#285 InLimbo on 10.29.12 at 12:07 am

I know someone who purchased a house that looks very much like that in the GTA, not sure but I think it’s 2,000 sq ft though…around $600k I think?

#286 willworkforpickles on 10.29.12 at 1:57 pm

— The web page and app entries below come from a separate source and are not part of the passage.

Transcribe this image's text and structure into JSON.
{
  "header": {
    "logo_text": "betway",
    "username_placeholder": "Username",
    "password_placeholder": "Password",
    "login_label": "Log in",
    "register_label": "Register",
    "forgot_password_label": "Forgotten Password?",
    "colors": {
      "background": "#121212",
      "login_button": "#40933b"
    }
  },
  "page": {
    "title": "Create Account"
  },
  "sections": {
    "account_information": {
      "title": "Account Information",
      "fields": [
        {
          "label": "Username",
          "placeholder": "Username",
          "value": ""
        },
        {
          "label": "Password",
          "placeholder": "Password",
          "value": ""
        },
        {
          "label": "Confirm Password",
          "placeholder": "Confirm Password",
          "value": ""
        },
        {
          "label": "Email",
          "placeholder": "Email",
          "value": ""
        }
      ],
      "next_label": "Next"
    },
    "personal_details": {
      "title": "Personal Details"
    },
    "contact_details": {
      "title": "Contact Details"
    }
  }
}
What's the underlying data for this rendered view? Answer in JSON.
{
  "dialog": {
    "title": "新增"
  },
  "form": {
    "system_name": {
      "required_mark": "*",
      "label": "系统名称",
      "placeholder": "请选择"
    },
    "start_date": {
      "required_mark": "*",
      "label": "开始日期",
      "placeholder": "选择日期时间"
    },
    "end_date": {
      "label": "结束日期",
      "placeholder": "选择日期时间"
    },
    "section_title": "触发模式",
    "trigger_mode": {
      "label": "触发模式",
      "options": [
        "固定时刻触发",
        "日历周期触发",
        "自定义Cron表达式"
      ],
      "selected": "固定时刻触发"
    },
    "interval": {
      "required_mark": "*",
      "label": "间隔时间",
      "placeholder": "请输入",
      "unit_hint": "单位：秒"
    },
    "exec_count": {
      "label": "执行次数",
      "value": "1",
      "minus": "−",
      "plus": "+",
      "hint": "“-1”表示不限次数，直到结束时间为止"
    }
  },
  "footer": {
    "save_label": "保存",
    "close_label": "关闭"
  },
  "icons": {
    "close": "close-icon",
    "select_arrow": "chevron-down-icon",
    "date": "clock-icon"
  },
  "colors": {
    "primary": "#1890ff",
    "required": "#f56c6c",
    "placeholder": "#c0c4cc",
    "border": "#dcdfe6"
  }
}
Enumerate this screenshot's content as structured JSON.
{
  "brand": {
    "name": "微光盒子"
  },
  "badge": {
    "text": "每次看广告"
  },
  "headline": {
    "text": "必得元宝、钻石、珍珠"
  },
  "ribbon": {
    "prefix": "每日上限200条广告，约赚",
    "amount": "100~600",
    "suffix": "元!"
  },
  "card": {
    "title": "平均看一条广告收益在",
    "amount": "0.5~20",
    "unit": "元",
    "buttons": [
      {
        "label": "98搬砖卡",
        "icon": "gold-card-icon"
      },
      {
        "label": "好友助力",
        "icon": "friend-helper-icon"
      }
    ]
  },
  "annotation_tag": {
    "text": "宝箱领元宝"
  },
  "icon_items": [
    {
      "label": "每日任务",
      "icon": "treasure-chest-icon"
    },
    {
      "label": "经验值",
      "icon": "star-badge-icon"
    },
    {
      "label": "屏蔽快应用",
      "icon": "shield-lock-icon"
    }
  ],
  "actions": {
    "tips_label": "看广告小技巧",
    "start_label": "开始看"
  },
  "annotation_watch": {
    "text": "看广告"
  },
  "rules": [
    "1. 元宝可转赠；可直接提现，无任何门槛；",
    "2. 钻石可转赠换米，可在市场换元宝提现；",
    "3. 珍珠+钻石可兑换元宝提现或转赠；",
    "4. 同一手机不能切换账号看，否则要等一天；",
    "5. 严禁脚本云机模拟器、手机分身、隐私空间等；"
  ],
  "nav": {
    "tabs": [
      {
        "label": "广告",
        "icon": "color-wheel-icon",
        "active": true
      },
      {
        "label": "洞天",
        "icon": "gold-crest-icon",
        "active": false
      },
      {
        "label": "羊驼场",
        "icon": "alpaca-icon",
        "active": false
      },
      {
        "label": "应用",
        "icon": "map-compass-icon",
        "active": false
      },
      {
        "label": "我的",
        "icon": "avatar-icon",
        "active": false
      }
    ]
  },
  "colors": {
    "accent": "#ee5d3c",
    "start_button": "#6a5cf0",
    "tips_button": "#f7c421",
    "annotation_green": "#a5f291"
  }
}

They should have rolled saskatoon up and smoked it a hundred years ago.